Uehara, who has already missed time with a strained left hamstring, also said that he's not sure whether he'll be able to make his next start. The 10-year veteran of Japan's Central League has worked to a 2-4 record and a 4.05 ERA in his first 12 big league starts, and the Orioles have given him an extra day whenever possible.
Uehara, at 34, doesn't make any bones about getting older and feeling his age. The two-time Sawamura Award winner is signed to a two-year deal, and he wants to make sure he has plenty of baseball left in him.
"I'm not a young guy, so I have to confer with my body," he said on Wednesday. "I know my body very well, but I don't want to jeopardize the team's victory by forcing myself. That's what I have to deal with."
Still, at this point, most of Baltimore's decision-makers say that the Orioles haven't considered pushing Uehara into a relief role. He's in the rotation for now, and he'll remain there as long as his body can handle the strain.
"As far as I'm concerned, he's a starter," said pitching coach Rick Kranitz. "That's what we brought him over here as, and he's a very good starter. There's no question about that. I would love to keep him in the role that he's in. That hasn't come up yet. I think we're getting ahead of ourselves in talking about that."

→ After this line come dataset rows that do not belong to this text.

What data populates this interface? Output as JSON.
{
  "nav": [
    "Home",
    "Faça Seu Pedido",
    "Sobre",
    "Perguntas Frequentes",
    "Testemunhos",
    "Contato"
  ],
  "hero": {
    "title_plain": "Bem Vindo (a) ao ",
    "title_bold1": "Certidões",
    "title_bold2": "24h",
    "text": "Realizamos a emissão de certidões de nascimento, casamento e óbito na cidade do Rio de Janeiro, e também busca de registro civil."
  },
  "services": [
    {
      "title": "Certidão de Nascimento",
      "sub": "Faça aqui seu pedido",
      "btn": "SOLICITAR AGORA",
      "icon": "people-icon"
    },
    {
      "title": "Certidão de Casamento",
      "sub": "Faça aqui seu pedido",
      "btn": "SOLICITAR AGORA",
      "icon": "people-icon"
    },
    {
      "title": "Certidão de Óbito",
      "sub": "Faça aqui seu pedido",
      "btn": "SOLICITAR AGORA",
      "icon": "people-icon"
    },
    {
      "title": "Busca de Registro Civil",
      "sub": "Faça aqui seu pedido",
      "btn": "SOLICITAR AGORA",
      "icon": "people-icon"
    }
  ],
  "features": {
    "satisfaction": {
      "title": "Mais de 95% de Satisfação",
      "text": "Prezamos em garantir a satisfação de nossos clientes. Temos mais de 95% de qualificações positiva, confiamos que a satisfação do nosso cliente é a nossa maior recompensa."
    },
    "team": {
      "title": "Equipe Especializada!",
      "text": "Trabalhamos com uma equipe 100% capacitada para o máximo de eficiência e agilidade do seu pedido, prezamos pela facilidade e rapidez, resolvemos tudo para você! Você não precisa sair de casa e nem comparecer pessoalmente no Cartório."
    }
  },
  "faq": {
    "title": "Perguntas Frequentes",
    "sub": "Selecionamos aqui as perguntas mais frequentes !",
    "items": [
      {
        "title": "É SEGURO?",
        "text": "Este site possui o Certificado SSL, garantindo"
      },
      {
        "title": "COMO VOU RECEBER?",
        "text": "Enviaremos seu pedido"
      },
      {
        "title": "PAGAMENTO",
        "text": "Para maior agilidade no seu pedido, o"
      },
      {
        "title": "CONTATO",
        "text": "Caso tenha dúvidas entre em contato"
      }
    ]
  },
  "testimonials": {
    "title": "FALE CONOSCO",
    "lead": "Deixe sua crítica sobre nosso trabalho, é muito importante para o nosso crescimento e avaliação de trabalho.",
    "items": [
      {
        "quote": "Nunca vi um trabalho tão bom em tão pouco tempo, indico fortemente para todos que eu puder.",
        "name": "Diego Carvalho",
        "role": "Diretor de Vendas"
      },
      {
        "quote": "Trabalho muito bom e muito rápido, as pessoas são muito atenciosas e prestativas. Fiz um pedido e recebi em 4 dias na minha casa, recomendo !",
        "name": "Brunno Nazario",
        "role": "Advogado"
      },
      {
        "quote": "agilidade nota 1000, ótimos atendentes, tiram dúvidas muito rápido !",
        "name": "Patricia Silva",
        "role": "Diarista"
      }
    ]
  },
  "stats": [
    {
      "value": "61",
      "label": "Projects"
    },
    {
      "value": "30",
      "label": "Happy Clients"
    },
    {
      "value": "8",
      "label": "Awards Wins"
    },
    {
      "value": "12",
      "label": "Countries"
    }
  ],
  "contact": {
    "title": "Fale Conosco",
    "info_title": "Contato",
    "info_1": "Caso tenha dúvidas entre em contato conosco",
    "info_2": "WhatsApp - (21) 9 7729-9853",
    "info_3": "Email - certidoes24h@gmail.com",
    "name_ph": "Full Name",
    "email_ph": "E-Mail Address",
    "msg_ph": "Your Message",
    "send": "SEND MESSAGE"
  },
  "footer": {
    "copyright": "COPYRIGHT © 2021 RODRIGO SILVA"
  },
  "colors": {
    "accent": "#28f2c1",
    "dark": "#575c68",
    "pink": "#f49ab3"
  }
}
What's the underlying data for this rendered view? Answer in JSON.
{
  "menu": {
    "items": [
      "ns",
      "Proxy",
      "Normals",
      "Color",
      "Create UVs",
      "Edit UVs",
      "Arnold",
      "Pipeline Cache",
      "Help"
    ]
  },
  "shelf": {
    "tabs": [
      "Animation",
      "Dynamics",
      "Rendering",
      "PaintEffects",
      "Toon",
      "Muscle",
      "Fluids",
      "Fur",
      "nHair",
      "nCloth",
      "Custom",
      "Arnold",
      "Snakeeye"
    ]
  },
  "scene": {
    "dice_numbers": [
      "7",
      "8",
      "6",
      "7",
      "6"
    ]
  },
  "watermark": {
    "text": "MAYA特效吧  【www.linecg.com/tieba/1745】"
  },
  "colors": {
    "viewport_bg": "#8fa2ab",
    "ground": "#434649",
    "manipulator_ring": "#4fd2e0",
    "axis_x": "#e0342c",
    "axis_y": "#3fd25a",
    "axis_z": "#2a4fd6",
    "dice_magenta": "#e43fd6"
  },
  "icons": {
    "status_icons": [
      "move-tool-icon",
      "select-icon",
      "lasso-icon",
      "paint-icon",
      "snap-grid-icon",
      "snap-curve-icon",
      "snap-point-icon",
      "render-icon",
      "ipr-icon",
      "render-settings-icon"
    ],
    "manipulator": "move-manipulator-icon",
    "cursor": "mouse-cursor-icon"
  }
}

"We're in a stretch of games where we don't have any days off," added manager Dave Trembley. "What we'd like to do is keep everybody healthy until we get to the All-Star break, and then go from there. It has not been brought to my attention, nor has it been discussed at this point in time, that he does anything other than start."
Trembley went on to say that Uehara won't need an MRI, and he also said that whether the right-hander makes his next start will be completely up to his own pain tolerance.
David Hernandez was pulled after four innings of his start for Triple-A Norfolk on Wednesday, and he'll be the backup option if Uehara can't make his next turn.
"That's going to be up to him," said Trembley. "We certainly don't want to put him in a position where we're going to get hurt. But I think he's pitched long enough and knows himself well enough that he'll let us know if he can do that or not. I know last night, after the game, he said that his arm and elbow were fatigued."
Uehara was the one who told reporters he'd pulled himself from the game, but Kranitz has a slightly different recollection. The Orioles had actually considered pulling Uehara after the fifth inning, Kranitz said, and the team also pondered whether it would be feasible to send him back for the seventh.
In the end, Kranitz concurred with Uehara that six innings were enough.
"It was a mutual type of decision," said Kranitz. "His location wasn't nearly as sharp, but he got outs. And that's OK. A lot of guys do that. ... He threw all strikes, and you say, 'How does he scuffle with that?'
"But for him to elevate the ball -- and with a pretty high-powered club like [the Marlins] -- you tend to say, 'Well, you know what? Six innings. You did a [heck] of a job giving up one run without your best.' "